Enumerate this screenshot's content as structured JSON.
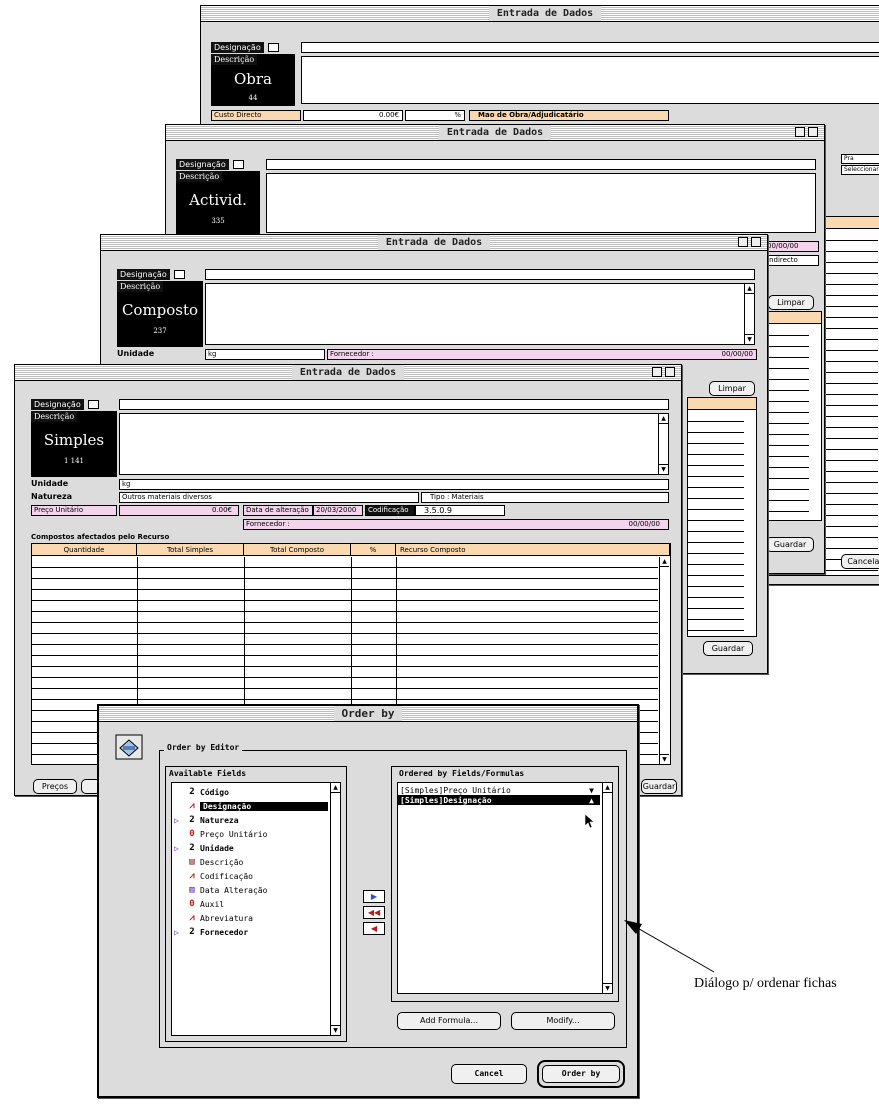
{
  "window_title": "Entrada de Dados",
  "common": {
    "designacao_label": "Designação",
    "descricao_label": "Descrição",
    "unidade_label": "Unidade",
    "limpar": "Limpar",
    "guardar": "Guardar"
  },
  "win_obra": {
    "title": "Entrada de Dados",
    "block_title": "Obra",
    "block_count": "44",
    "custo_label": "Custo Directo",
    "custo_value": "0.00€",
    "pct_symbol": "%",
    "mao_obra_label": "Mao de Obra/Adjudicatário",
    "side_a": "Pra",
    "side_b": "Seleccionar",
    "cancelar": "Cancelar"
  },
  "win_activ": {
    "title": "Entrada de Dados",
    "block_title": "Activid.",
    "block_count": "335",
    "ref_a": "00/00/00",
    "ref_b": "Indirecto"
  },
  "win_composto": {
    "title": "Entrada de Dados",
    "block_title": "Composto",
    "block_count": "237",
    "unidade_value": "kg",
    "fornecedor_label": "Fornecedor :",
    "fornecedor_date": "00/00/00"
  },
  "win_simples": {
    "title": "Entrada de Dados",
    "block_title": "Simples",
    "block_count": "1 141",
    "unidade_value": "kg",
    "natureza_label": "Natureza",
    "natureza_value": "Outros materiais diversos",
    "tipo_value": "Tipo : Materiais",
    "preco_label": "Preço Unitário",
    "preco_value": "0.00€",
    "data_alt_label": "Data de alteração",
    "data_alt_value": "20/03/2000",
    "codificacao_label": "Codificação",
    "codificacao_value": "3.5.0.9",
    "fornecedor_label": "Fornecedor :",
    "fornecedor_date": "00/00/00",
    "compostos_label": "Compostos afectados pelo Recurso",
    "table_headers": [
      "Quantidade",
      "Total Simples",
      "Total Composto",
      "%",
      "Recurso Composto"
    ],
    "precos_button": "Preços"
  },
  "order_by": {
    "title": "Order by",
    "editor_label": "Order by Editor",
    "available_label": "Available Fields",
    "ordered_label": "Ordered by Fields/Formulas",
    "available_fields": [
      {
        "icon": "number",
        "label": "Código",
        "bold": true,
        "expand": false,
        "selected": false
      },
      {
        "icon": "alpha",
        "label": "Designação",
        "bold": true,
        "expand": false,
        "selected": true
      },
      {
        "icon": "number",
        "label": "Natureza",
        "bold": true,
        "expand": true,
        "selected": false
      },
      {
        "icon": "real",
        "label": "Preço Unitário",
        "bold": false,
        "expand": false,
        "selected": false
      },
      {
        "icon": "number",
        "label": "Unidade",
        "bold": true,
        "expand": true,
        "selected": false
      },
      {
        "icon": "text",
        "label": "Descrição",
        "bold": false,
        "expand": false,
        "selected": false
      },
      {
        "icon": "alpha",
        "label": "Codificação",
        "bold": false,
        "expand": false,
        "selected": false
      },
      {
        "icon": "date",
        "label": "Data Alteração",
        "bold": false,
        "expand": false,
        "selected": false
      },
      {
        "icon": "real",
        "label": "Auxil",
        "bold": false,
        "expand": false,
        "selected": false
      },
      {
        "icon": "alpha",
        "label": "Abreviatura",
        "bold": false,
        "expand": false,
        "selected": false
      },
      {
        "icon": "number",
        "label": "Fornecedor",
        "bold": true,
        "expand": true,
        "selected": false
      }
    ],
    "ordered_fields": [
      {
        "label": "[Simples]Preço Unitário",
        "dir": "▼",
        "selected": false
      },
      {
        "label": "[Simples]Designação",
        "dir": "▲",
        "selected": true
      }
    ],
    "add_formula": "Add Formula...",
    "modify": "Modify...",
    "cancel": "Cancel",
    "order_by_button": "Order by"
  },
  "annotation": "Diálogo p/ ordenar fichas",
  "colors": {
    "pink": "#f3d4ec",
    "peach": "#fbd9b0",
    "accent_triangle": "#6a2fb5"
  }
}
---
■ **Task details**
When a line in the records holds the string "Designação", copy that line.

■ **Result below**
    "designacao_label": "Designação",
        "label": "Designação",
        "label": "[Simples]Designação",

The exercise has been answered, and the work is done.